**WHAT IS REQUIRED**
Your answer should consist of each line from the data below that contains "value".

╭─ MATERIAL PROVIDED

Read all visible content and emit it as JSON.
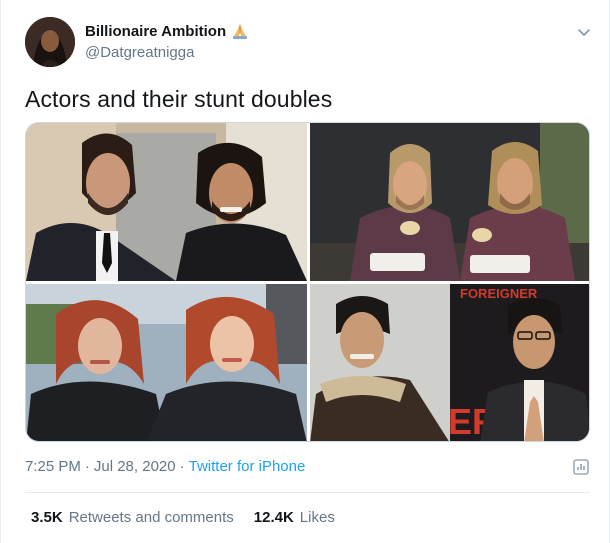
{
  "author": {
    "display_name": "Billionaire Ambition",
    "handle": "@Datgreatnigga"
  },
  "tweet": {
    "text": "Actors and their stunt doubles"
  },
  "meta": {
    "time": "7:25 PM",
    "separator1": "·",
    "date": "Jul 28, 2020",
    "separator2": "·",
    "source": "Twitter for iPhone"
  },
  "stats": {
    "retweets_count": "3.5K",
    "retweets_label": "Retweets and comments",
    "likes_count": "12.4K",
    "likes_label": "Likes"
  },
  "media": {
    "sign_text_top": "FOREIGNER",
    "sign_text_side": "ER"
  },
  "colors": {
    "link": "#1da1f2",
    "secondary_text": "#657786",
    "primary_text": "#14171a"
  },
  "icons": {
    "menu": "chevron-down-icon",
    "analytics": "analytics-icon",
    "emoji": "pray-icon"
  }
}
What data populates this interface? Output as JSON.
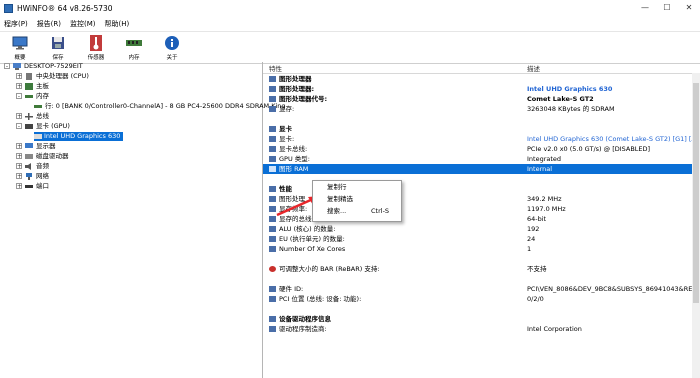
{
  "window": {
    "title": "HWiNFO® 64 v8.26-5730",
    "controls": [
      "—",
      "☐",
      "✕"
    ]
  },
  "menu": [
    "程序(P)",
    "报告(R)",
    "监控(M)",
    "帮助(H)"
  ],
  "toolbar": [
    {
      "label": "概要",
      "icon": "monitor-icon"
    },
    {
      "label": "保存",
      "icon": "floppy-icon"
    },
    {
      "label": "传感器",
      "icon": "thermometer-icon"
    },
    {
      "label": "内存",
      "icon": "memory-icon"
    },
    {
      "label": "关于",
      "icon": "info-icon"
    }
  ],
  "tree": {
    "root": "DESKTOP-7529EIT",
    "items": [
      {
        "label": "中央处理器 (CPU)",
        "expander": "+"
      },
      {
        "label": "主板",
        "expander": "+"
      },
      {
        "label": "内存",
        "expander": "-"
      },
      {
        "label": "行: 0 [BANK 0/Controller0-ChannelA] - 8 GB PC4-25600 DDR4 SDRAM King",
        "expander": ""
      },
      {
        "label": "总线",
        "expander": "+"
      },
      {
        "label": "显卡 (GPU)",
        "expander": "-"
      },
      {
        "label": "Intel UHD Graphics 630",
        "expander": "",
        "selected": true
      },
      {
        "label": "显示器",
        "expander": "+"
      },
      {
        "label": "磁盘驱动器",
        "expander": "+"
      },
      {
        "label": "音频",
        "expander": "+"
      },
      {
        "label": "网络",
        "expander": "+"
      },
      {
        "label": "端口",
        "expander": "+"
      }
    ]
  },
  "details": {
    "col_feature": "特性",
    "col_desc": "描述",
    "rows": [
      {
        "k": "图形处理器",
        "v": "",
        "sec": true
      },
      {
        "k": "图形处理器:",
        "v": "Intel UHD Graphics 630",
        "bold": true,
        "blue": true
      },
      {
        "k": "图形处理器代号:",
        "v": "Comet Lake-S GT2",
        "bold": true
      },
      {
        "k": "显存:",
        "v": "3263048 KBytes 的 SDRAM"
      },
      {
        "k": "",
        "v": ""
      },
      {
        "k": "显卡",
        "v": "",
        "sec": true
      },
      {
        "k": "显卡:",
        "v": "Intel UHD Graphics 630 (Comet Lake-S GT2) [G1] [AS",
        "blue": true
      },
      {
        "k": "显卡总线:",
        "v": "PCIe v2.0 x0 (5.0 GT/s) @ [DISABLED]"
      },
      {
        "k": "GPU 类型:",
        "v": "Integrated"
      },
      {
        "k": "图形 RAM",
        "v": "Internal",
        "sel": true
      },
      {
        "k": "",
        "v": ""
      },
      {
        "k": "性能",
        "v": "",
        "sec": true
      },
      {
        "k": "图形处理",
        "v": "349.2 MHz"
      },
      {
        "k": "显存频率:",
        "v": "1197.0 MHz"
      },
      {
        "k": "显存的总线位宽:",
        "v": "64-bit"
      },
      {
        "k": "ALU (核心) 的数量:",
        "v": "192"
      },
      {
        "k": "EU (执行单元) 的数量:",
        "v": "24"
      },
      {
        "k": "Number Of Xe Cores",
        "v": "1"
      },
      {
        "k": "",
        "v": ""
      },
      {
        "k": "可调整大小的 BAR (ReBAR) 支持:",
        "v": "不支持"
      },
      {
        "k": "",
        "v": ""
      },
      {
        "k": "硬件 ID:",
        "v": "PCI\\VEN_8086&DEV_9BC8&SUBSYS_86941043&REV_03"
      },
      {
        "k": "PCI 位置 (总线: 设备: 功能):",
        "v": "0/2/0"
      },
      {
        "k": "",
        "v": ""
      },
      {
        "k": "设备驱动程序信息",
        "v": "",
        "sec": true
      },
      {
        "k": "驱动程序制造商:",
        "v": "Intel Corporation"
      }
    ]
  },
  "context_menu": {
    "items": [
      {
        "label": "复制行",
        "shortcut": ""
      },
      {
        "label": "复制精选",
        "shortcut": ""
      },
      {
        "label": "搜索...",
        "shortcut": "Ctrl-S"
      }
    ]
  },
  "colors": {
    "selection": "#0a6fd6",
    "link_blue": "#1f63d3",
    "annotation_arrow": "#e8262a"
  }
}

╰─
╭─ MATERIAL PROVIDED

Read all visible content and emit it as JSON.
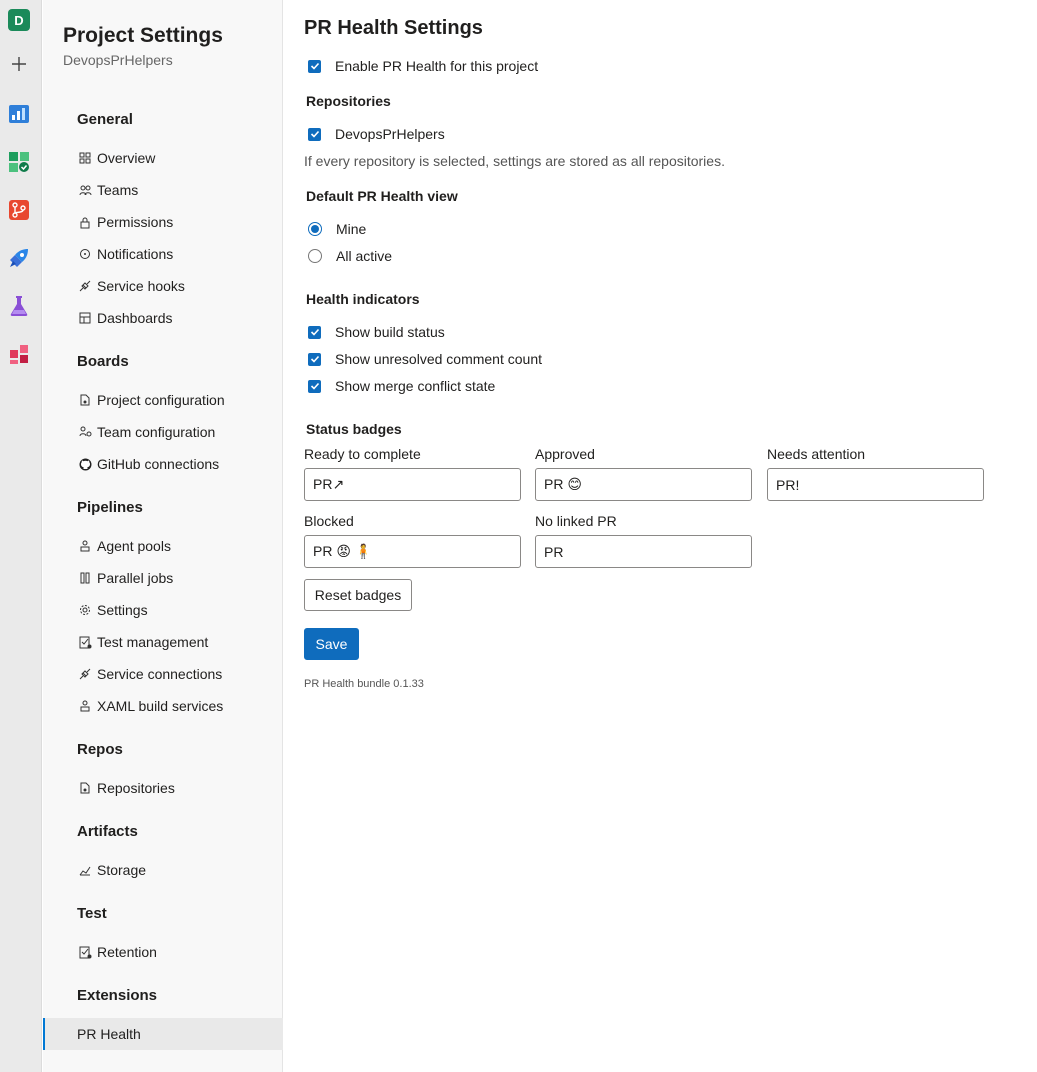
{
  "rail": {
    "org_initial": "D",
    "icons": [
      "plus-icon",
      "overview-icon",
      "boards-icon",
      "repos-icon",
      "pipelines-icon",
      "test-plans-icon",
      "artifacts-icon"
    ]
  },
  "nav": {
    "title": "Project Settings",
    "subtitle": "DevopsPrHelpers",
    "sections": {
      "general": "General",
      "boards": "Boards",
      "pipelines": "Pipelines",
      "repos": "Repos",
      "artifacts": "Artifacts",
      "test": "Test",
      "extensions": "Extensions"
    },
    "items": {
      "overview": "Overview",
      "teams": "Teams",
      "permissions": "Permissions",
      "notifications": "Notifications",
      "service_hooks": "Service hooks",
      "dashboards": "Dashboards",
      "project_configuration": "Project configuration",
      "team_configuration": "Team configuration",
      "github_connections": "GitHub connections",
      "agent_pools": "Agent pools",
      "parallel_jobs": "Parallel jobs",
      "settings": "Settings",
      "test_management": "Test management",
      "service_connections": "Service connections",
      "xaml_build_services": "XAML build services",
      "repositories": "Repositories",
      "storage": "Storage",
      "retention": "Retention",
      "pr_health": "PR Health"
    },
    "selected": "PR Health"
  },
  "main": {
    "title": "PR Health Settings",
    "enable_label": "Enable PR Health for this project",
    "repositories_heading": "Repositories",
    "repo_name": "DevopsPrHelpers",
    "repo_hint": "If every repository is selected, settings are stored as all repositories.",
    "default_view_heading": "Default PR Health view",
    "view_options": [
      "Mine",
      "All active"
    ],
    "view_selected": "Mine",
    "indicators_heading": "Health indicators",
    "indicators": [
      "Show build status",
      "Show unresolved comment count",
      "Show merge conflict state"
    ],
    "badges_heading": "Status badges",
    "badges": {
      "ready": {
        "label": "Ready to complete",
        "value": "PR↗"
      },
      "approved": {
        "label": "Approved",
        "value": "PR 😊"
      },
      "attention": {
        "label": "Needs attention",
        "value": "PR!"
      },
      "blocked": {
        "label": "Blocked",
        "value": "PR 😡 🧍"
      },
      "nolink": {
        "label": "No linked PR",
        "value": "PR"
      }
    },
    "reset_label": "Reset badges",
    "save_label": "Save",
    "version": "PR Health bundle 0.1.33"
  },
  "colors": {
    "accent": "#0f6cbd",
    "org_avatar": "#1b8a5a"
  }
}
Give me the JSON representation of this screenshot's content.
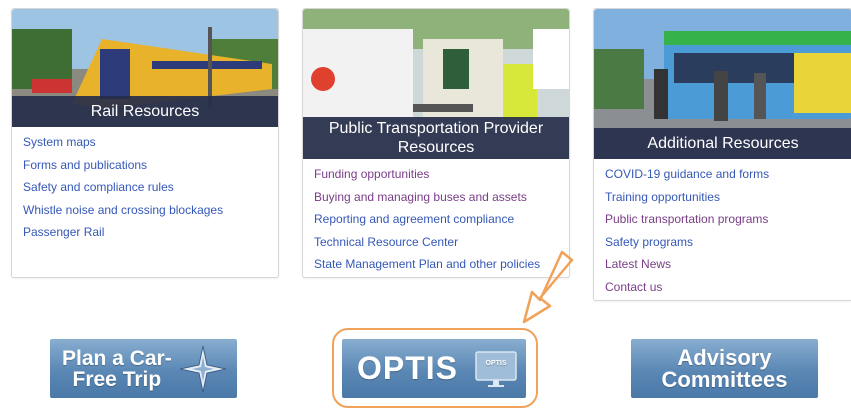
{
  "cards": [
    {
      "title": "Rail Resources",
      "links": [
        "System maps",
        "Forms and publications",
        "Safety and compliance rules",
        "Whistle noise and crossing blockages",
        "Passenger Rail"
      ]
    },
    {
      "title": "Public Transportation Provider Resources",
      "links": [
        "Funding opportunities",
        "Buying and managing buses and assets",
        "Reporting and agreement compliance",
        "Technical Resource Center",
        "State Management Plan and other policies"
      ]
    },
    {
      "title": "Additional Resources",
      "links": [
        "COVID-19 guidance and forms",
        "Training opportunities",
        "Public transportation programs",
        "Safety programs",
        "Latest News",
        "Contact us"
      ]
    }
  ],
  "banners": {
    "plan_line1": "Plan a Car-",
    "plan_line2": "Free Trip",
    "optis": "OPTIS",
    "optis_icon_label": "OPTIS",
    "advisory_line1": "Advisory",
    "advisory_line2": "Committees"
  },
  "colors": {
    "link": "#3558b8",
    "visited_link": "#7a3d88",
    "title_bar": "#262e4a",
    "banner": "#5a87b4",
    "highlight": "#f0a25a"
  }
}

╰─

**SOLUTION BELOW**
        "value": "PR↗"
        "value": "PR 😊"
        "value": "PR!"
        "value": "PR 😡 🧍"
        "value": "PR"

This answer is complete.